   After the Nationalist Government took over Taiwan in 1945, the first thing they did was to get rid of place names which were too Japanese. In 1949, after the central government moved to Taiwan, it vigorously changed or reordered Taiwan’s place names and street names, particularly in Taipei, along the following principles: 1. Names of Chinese provinces or cities.
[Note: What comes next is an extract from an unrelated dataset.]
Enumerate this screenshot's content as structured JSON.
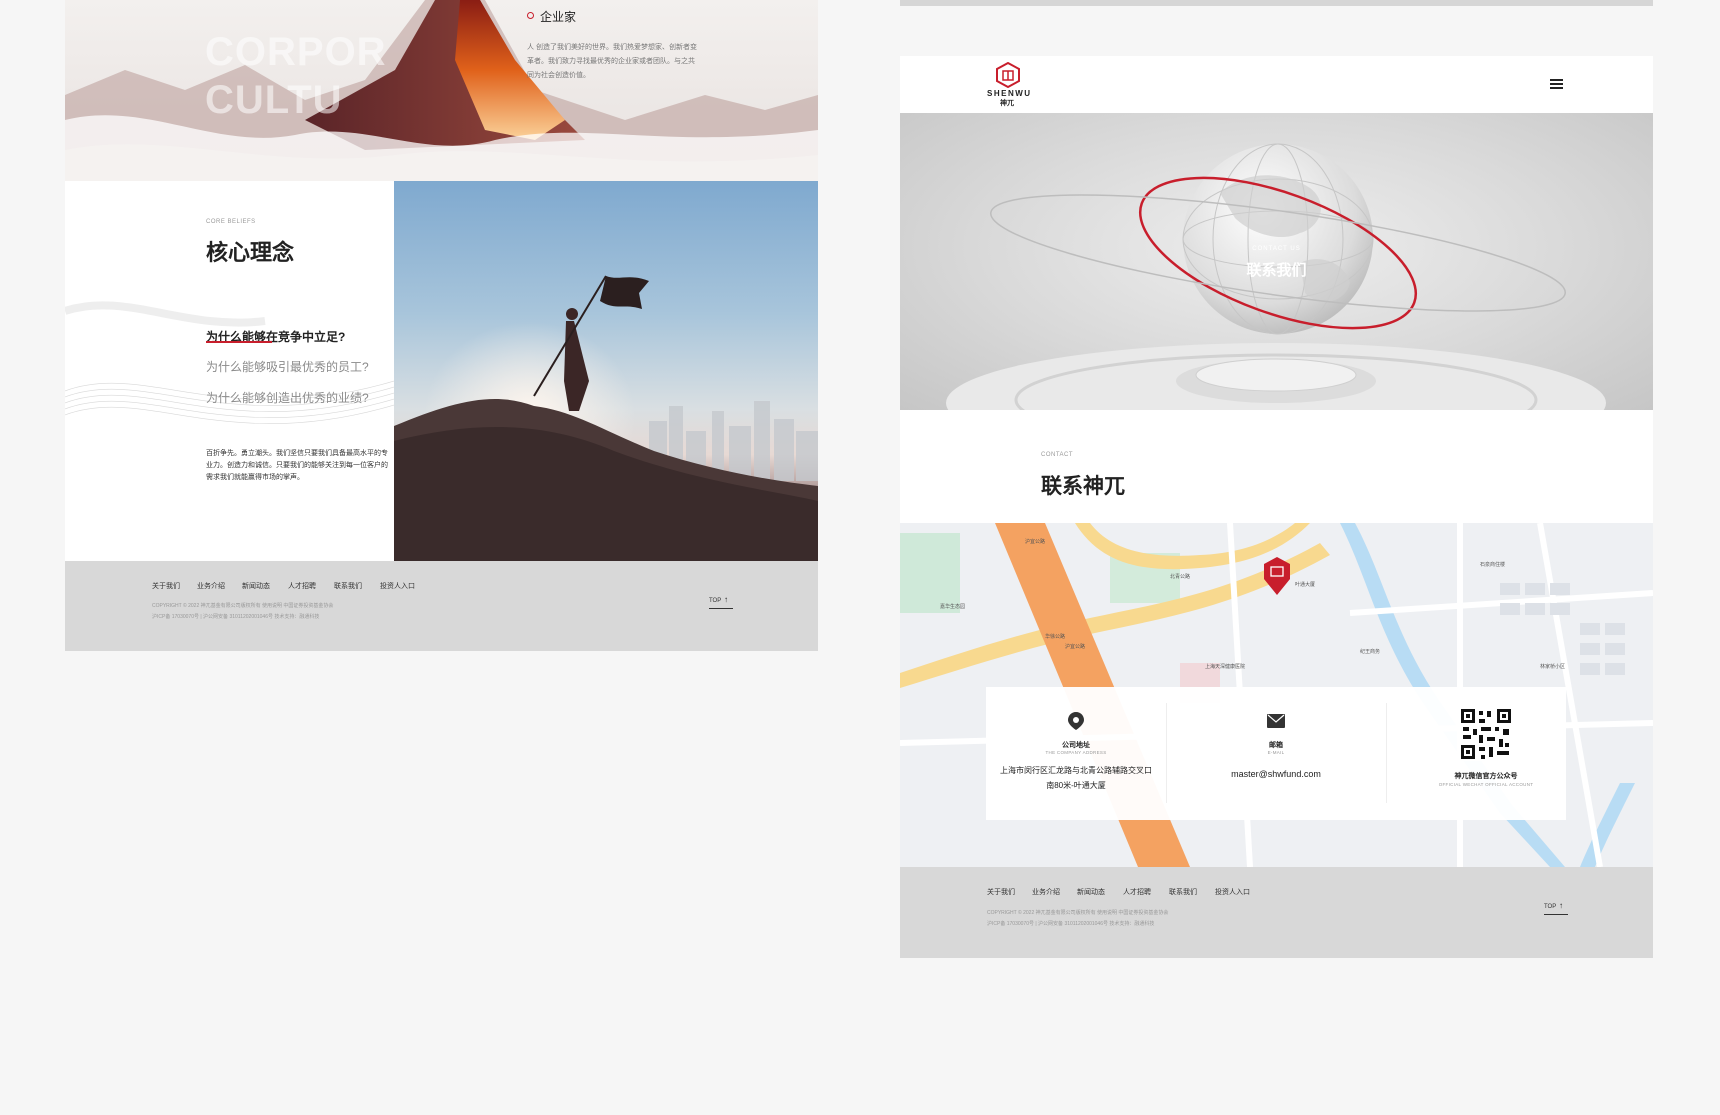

Taipei City became mainland China in miniature, hence Tihua Street, Hami Street, Lanchou Street, Kulung Street, Chengtu Road, Hsinning Road, Changsha Street, Hsitsang (Tibet) Road, Kangting Road, Kuilin Road, Tingchow Road, Hsiamen Street, Fuchou Street, Wenchow Street, Chenchiang Street, Peiping (Beijing) Road, Tientsin Road, Nanking East and West Roads, Lungchiang Street, Fuyuen Street:all these display a longing for China. 2. Names which have the meaning of a country restored to its owner: Kuangfu North and South Roads (lit. “retrocession"), Fuhsing North and South Roads (lit. “renaissance", “rebirth"), Chienkuo North and South Roads (lit. “build the country"), Chengkung Road (lit. “success"), etc. 3. Names broadcasting political ideas, such as Hsinhai Road (“Hsinhai" is 1911 in the lunar calendar, the year of Sun Yat-sen’s revolution overthrowing the Qing), Chukuang Road (Chu was a state in ancient China, “chukuang" means the light, or glory, of Chu), Sanmin Road (Sun Yat-sen’s “three [principles of the] people"), namely Mintsu, Minchuan and Minsheng (nationalism, democracy and livelihood). Also Chuangching Road (“dignity"), Tzuchiang Road (“self-strengthening") and Aikuo East and West Roads (“love the country"). 4. Ethical and moral values: Siwei Road (“four virtues"), Pateh Road (“eight virtues"), Chunghsiao East and West Roads (“loyalty and filial piety"), Jenai Road (“benevolent love"), Hsinyi Road (“trust and appropriate behavior"), Hoping East and West Roads (“peace"), Tunhua North and South Roads (“education through acculturation"), Anho Road (“peace"), Loli Road (“enjoy gain" -gain for the country, not the individual, of course), Kangning Road (“health and tranquillity"), Chungcheng Road (“loyalty"), Tehsing East and West Roads (“virtuous conduct"), Hsingyi Road (“appropriate conduct"), Chihsing Road (“knowledge [is hard but] action [ is easy]"), Yangteh Road (“pursue virtue") and Shichien Road (“praxis"). 5. Roads and streets named after political figures, such as Yenping North and South Roads (Yenping is one of Koxinga’s names), Chungcheng Road (for Chiang Kai-shek, one of whose names is Chiang Chung-cheng), Chungshan North and South Roads (for Sun Yat-sen, one of whose names is Sun Chung-shan) and Yi-hsien Road (the Mandarin pronunciation of “Yat-sen"), Linsen Road (for Lin Sen, president of China, 1932-43), Yunung Road (for General Tai Yu-nung, former head of the secret police), Roosevelt Road (for President Franklin Delano Roosevelt), etc. These place names are the outcome of a purely political consciousness, far removed from those names which came about as a natural result of the historical development process, and it’s hard for the public to feel a close relationship with these names. They are used purely for the purpose of identifying an address.


  瞭解一個都市的歷史可以從歷史的遺址、史蹟、建築物、圖像、文字紀錄、口傳的故事或傳說等各種媒介途徑,而從自己居住的場所、工作、求學、休閒的地方的地名也可了解當地的部分歷史,舉足行止之地都有歷史,歷史的趣味與知識自然會累積為個人的人文涵養。

  We can look to historical remains, footprints, buildings, maps, written records, orally transmitted stories and legends to understand a city’s history, and from the names of the places we go to meet, work, study and enjoy ourselves, we can also learn about local history. All places of action have a history, and an interest in and knowledge of history naturally build up a person’s humanity and tolerance.


 Edited by Tina Lee/ translated by Elizabeth Hoile
李美儀編輯/何麗薩翻譯